Kim Jeong-a (born 1946 in Go-nae, Aewol; lives in Tokyo, Japan)
Photo and article by Cho Jeong-hee,
Deputy Director of the Memorial Project Team
Source: 「Jaemin Ilbo Newspaper」 (Nov. 13, 1998)
I was born in 1946. I was only two months old when Jeju 4·3 broke out. Of course, I do not remember anything about the incident, nor the faces or the voices of my parents. No one could explain why my parents passed away, why I became an orphan, or why I could not hear with my right ear. I did not know why my deaf ear kept oozing pus all the time. There was no explanation. It is only the wounds on my body that remember that horrible day 70 years ago.
The police record of innocent people killed during Jeju 4·3. Parents of Kim Jeong-a (Kim Bong-eon and Oh Chang-soon) are known to have been murdered during an assault on Gonae-ri on Nov. 13, 1948 (Jeju 4·3 Peace Foundation).
On the night of Nov. 13, 1948, they attacked our house in Gonae-ri. The three of us — my father, my mother, and I — were asleep inside. We were slashed relentlessly by blades and spears. On that day, my father died. My mother lived for 10 days after suffering from the wounds. She was slashed everywhere.
I was found in covered blood as my mother was shielding me up during the assault. I was raised by my grandmother, who was desperate to save her one and only granddaughter. Unlike what my neighbors thought would happen, my wounds began to heal. However, even when the wounds on my chest, shoulder, arms, and neck healed, my right ear never regained its hearing. It’s uncomfortable, but I could bear it as I was able to use the other ear. The oozing of pus from my right ear, however, was embarrassing. It bruised my heart. I was afraid someone might see it, so I always used a handkerchief to cover my right ear. I looked everywhere and searched hard to make the oozing better, but it was of no use.
Scars from the stabbing under the ear.
My father graduated from Tokyo University. He was a smart man and a teacher at Aewol Middle School. He was the pride of my grandmother as everyone in the village envied him. My grandmother was in grief from her son’s death. She sent her other children, my uncle and aunt, as stowaways to Japan, in her efforts to save them. She had to see the faces of the assailants, the same people who killed her son and daughter-in-law, every day.

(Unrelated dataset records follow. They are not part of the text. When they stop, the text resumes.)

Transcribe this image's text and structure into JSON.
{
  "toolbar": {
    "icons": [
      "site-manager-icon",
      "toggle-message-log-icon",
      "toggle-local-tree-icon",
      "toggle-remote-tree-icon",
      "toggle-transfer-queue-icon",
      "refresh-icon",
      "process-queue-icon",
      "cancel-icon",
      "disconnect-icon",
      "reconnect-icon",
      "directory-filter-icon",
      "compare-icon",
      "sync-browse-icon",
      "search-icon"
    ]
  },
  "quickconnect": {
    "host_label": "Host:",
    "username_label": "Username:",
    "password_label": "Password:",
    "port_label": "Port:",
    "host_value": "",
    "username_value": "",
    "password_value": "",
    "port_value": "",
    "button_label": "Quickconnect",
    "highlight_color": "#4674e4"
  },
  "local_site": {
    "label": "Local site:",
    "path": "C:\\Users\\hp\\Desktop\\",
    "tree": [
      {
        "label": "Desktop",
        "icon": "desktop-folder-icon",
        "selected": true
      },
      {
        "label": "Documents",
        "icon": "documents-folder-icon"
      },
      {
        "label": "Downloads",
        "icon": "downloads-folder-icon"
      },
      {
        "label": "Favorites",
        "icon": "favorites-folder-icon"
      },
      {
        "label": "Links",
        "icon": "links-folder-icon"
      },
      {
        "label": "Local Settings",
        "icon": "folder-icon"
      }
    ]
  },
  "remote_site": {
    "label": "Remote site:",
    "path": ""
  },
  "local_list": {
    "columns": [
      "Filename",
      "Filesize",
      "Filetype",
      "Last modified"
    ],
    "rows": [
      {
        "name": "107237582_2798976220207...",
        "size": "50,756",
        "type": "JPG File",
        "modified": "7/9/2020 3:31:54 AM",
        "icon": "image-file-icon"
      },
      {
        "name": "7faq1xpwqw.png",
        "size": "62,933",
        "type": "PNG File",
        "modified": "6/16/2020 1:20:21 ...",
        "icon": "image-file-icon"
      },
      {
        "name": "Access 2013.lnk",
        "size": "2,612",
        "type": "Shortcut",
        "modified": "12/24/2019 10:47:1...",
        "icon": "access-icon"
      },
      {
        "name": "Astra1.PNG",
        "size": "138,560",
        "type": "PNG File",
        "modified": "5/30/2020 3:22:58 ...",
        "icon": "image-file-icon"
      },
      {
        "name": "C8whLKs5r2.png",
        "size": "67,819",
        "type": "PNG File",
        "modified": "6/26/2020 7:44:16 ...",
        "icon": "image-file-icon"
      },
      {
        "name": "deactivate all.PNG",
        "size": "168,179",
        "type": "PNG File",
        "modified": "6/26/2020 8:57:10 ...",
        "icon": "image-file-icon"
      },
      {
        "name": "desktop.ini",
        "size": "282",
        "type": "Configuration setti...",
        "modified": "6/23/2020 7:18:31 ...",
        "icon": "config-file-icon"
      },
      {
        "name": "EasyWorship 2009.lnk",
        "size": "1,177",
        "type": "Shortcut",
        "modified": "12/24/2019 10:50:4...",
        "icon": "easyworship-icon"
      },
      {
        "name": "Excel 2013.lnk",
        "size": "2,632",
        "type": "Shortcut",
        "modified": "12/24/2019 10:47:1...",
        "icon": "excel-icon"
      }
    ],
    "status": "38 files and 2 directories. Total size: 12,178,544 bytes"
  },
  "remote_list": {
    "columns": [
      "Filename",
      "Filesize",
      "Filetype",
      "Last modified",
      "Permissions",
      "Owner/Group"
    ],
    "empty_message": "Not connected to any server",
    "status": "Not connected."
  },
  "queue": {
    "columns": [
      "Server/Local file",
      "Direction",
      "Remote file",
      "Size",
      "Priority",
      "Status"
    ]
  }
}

Who could understand the fury and the sadness of my grandmother? She felt pity on me, who lost both her mother and father. Yet she did not come to my school on the days of my entrance ceremony, graduation, or sports day because she did not want to think of her lost son. I still remember when she cried in front of her son’s grave. She told me that it was her last wish to see me married. Indeed, she did pass away after I got married.
After my wedding, I first received an operation at Severance Hospital in Seoul. Although I was told that my hearing could not be recovered, I had to do it anyway. After the operation, there was no miracle, and I still could not hear with my right ear. There were numerous treatments that followed, and the symptoms improved. Still, the oozing never stopped. Looking back, it has been a long time, but nothing really improved over the 70 years. I had no one to call mother and father. It was awkward just to utter those two words. Now, I have become the mother of two daughters and a grandmother of a granddaughter. Yet, the wounds of Jeju 4·3 are still the source of my pain, fury, loneliness, and sorrow.

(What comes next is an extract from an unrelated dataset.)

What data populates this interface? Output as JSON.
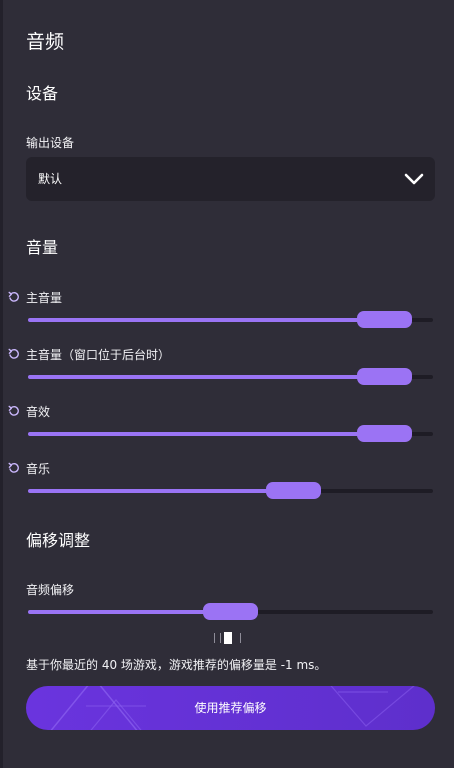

The Jeju 4·3 aftermath disability report and diagnosis written 70 years after Jeju 4.3.
It has been about 38 years since I came to Tokyo. There are not many chances to learn about Jeju when you are living in Japan. I recently learned of the building of the Jeju 4·3 Peace Park as well as reports on the Jeju 4·3 victims and survivors. Fortunately, the deaths of my parents were reported by relatives living in Jeju. Now, I think it is my turn to report the death of my uncle and register their families as well as report my disability. For the first time in 70 years, I am talking about the wounds of Jeju 4·3. Honestly, I was afraid and embarrassed, but after I began talking about it, I felt comfortable and resolved in my mind. I think it is time I paid tribute to my parents.
The graves of Kim’s parents (Oct. 1, 2018).